Can the notice for the nominations and the election be combined into one notice?

 Yes, if it meets the requirements for both notices (that is, if it is sent at least 15 days before the election, and if it apprises members of the method by which to offer nominations).  [29 C.F.R. § 452.99]

Are there specific requirements for how the conference conducts the nominating process (as opposed to the election) for its delegates?

Generally, no.  Members must be informed of the fact that delegates will be elected, as well as the time, place, and form for submitting nominations.  But the notice of nomination doesn’t have to go out fifteen days before the nominations (as the notice of election does), and it doesn’t have to be mailed.  It does need to comport with any requirements that the conference’s own constitution or bylaws set out.  [29 C.F.R. § 452.56]

Can we provide notice of the delegate nomination period by publishing the call for nominations in the conference newspaper?

Yes, as long as the conference newspaper goes to all members; the notice in the paper is prominent enough to be seen by all members in good standing; and it’s timely and sufficiently detailed – that is, that members receive it in sufficient time to be fully informed about the proper method for making nominations and able to make a nomination if they desire.  [29 C.F.R. § 452.56]

Can we provide notice of the delegate nomination period via email?

Yes, as long as it informs all members in good standing in sufficient time to permit them to nominate the candidates of their choice.  [29 C.F.R. § 452.56]

Can we make nominations on the floor of a meeting? 

 Yes, as long as all members have a reasonable opportunity to nominate (which may be unlikely at a conference meeting, given the dispersal of members over an entire state) and the elections themselves are still done by secret ballot of the entire conference membership.  [29 C.F.R. § 452.57]

Can people nominate themselves to be delegates?

Yes.  But there must be some nomination method in addition to self-nomination, so that members can nominate candidates of their choice.  [29 C.F.R. § 452.58]

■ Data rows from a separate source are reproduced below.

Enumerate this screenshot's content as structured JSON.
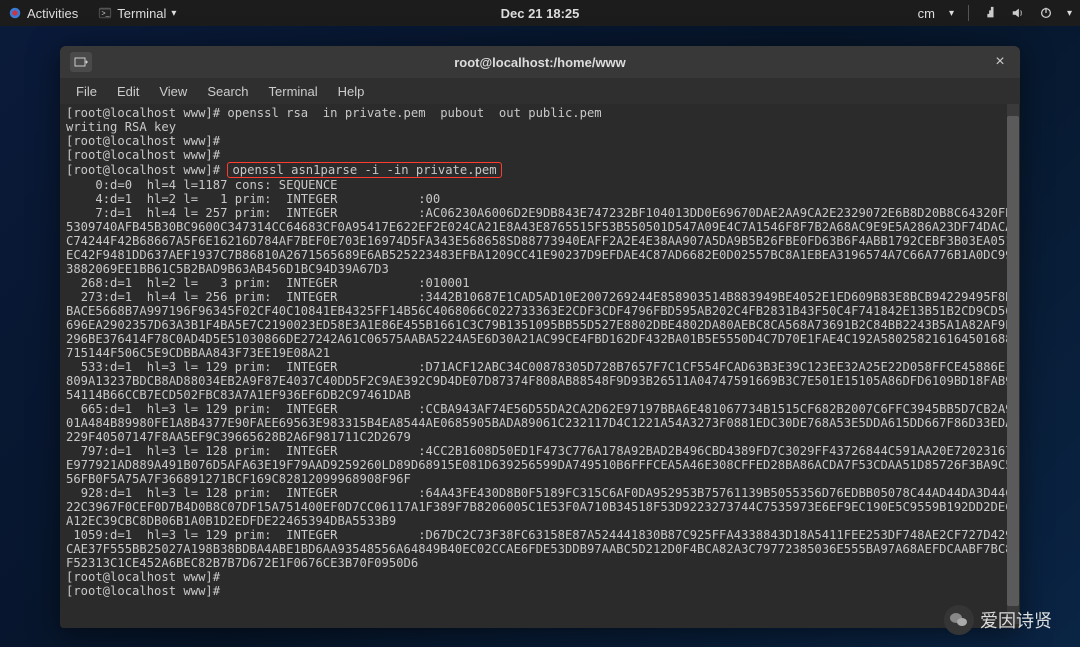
{
  "topbar": {
    "activities": "Activities",
    "app_label": "Terminal",
    "datetime": "Dec 21  18:25",
    "user_label": "cm",
    "user_chevron": "▾"
  },
  "window": {
    "title": "root@localhost:/home/www",
    "close": "×"
  },
  "menubar": {
    "file": "File",
    "edit": "Edit",
    "view": "View",
    "search": "Search",
    "terminal": "Terminal",
    "help": "Help"
  },
  "terminal": {
    "line0": "[root@localhost www]# openssl rsa  in private.pem  pubout  out public.pem",
    "line1": "writing RSA key",
    "line2": "[root@localhost www]#",
    "line3": "[root@localhost www]#",
    "prompt4": "[root@localhost www]# ",
    "cmd4": "openssl asn1parse -i -in private.pem",
    "body": "    0:d=0  hl=4 l=1187 cons: SEQUENCE\n    4:d=1  hl=2 l=   1 prim:  INTEGER           :00\n    7:d=1  hl=4 l= 257 prim:  INTEGER           :AC06230A6006D2E9DB843E747232BF104013DD0E69670DAE2AA9CA2E2329072E6B8D20B8C64320FB5309740AFB45B30BC9600C347314CC64683CF0A95417E622EF2E024CA21E8A43E8765515F53B550501D547A09E4C7A1546F8F7B2A68AC9E9E5A286A23DF74DACAC74244F42B68667A5F6E16216D784AF7BEF0E703E16974D5FA343E568658SD88773940EAFF2A2E4E38AA907A5DA9B5B26FBE0FD63B6F4ABB1792CEBF3B03EA051EC42F9481DD637AEF1937C7B86810A2671565689E6AB525223483EFBA1209CC41E90237D9EFDAE4C87AD6682E0D02557BC8A1EBEA3196574A7C66A776B1A0DC993882069EE1BB61C5B2BAD9B63AB456D1BC94D39A67D3\n  268:d=1  hl=2 l=   3 prim:  INTEGER           :010001\n  273:d=1  hl=4 l= 256 prim:  INTEGER           :3442B10687E1CAD5AD10E2007269244E858903514B883949BE4052E1ED609B83E8BCB94229495F8DBACE5668B7A997196F96345F02CF40C10841EB4325FF14B56C4068066C022733363E2CDF3CDF4796FBD595AB202C4FB2831B43F50C4F741842E13B51B2CD9CD56696EA2902357D63A3B1F4BA5E7C2190023ED58E3A1E86E455B1661C3C79B1351095BB55D527E8802DBE4802DA80AEBC8CA568A73691B2C84BB2243B5A1A82AF9E296BE376414F78C0AD4D5E51030866DE27242A61C06575AABA5224A5E6D30A21AC99CE4FBD162DF432BA01B5E5550D4C7D70E1FAE4C192A580258216164501688715144F506C5E9CDBBAA843F73EE19E08A21\n  533:d=1  hl=3 l= 129 prim:  INTEGER           :D71ACF12ABC34C00878305D728B7657F7C1CF554FCAD63B3E39C123EE32A25E22D058FFCE45886E1809A13237BDCB8AD88034EB2A9F87E4037C40DD5F2C9AE392C9D4DE07D87374F808AB88548F9D93B26511A04747591669B3C7E501E15105A86DFD6109BD18FAB954114B66CCB7ECD502FBC83A7A1EF936EF6DB2C97461DAB\n  665:d=1  hl=3 l= 129 prim:  INTEGER           :CCBA943AF74E56D55DA2CA2D62E97197BBA6E481067734B1515CF682B2007C6FFC3945BB5D7CB2A901A484B89980FE1A8B4377E90FAEE69563E983315B4EA8544AE0685905BADA89061C232117D4C1221A54A3273F0881EDC30DE768A53E5DDA615DD667F86D33EDA229F40507147F8AA5EF9C39665628B2A6F981711C2D2679\n  797:d=1  hl=3 l= 128 prim:  INTEGER           :4CC2B1608D50ED1F473C776A178A92BAD2B496CBD4389FD7C3029FF43726844C591AA20E72023167E977921AD889A491B076D5AFA63E19F79AAD9259260LD89D68915E081D639256599DA749510B6FFFCEA5A46E308CFFED28BA86ACDA7F53CDAA51D85726F3BA9C556FB0F5A75A7F366891271BCF169C82812099968908F96F\n  928:d=1  hl=3 l= 128 prim:  INTEGER           :64A43FE430D8B0F5189FC315C6AF0DA952953B75761139B5055356D76EDBB05078C44AD44DA3D44C22C3967F0CEF0D7B4D0B8C07DF15A751400EF0D7CC06117A1F389F7B8206005C1E53F0A710B34518F53D9223273744C7535973E6EF9EC190E5C9559B192DD2DECA12EC39CBC8DB06B1A0B1D2EDFDE22465394DBA5533B9\n 1059:d=1  hl=3 l= 129 prim:  INTEGER           :D67DC2C73F38FC63158E87A524441830B87C925FFA4338843D18A5411FEE253DF748AE2CF727D429CAE37F555BB25027A198B38BDBA4ABE1BD6AA93548556A64849B40EC02CCAE6FDE53DDB97AABC5D212D0F4BCA82A3C79772385036E555BA97A68AEFDCAABF7BC8F52313C1CE452A6BEC82B7B7D672E1F0676CE3B70F0950D6\n[root@localhost www]#\n[root@localhost www]#"
  },
  "watermark": {
    "label": "爱因诗贤"
  }
}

Can there be write-in candidates for delegates?

That’s up to each conference.  The LMRDA doesn’t require or prohibit write-in candidates.  As the Act says, “These matters are governed by appropriate provisions of the union’s constitution and bylaws, applicable resolutions, or the established practice of the union.”  [29 C.F.R. § 452.64]

Does my conference have to comply with the election requirements described above for both delegates and officers, if those offices are filled separately?

The federal statute setting out the requirements above (the LMRDA) applies only to the election of union officers.  In this context, that means that the election of delegates to the ASC meeting at which the chair is elected is covered, but not other elections.  However, it makes sense to elect all of the delegates the same way each year. 1

Endnote

1.   In addition to the coverage of the election of the ASC chair by the LMRDA, it recently appeared that the law might also cover the election of all conference officers, particularly those conferences including collective bargaining chapters, but possibly all conferences.  This issue is, however, in a state of flux.  In brief, from the enactment of the LMRDA in 1959 until 2003, it was clear that most or all AAUP state conferences were not covered. In 2003, the DOL decided to broaden its definition of covered entity. In particular, it applied the LMRDA to so-called “intermediate bodies,” and AAUP state conferences fell within the broader definition. In March 2008, a federal court upheld the new interpretation against a challenge brought by the National Education Association and the American Federation of Teachers. 

The new administration that took office in January 2009 may or may not revert to the prior long-standing definition.  The DOL has indicated that it is re-considering the issue, but has not issued a definitive ruling.  We feel it is unlikely, though, that the DOL would aggressively enforce the new interpretation without further study. We invite state conference officers to seek independent legal advice and to check with the national AAUP Legal Department about further developments.  

Approved by ASC EC – October 28, 2009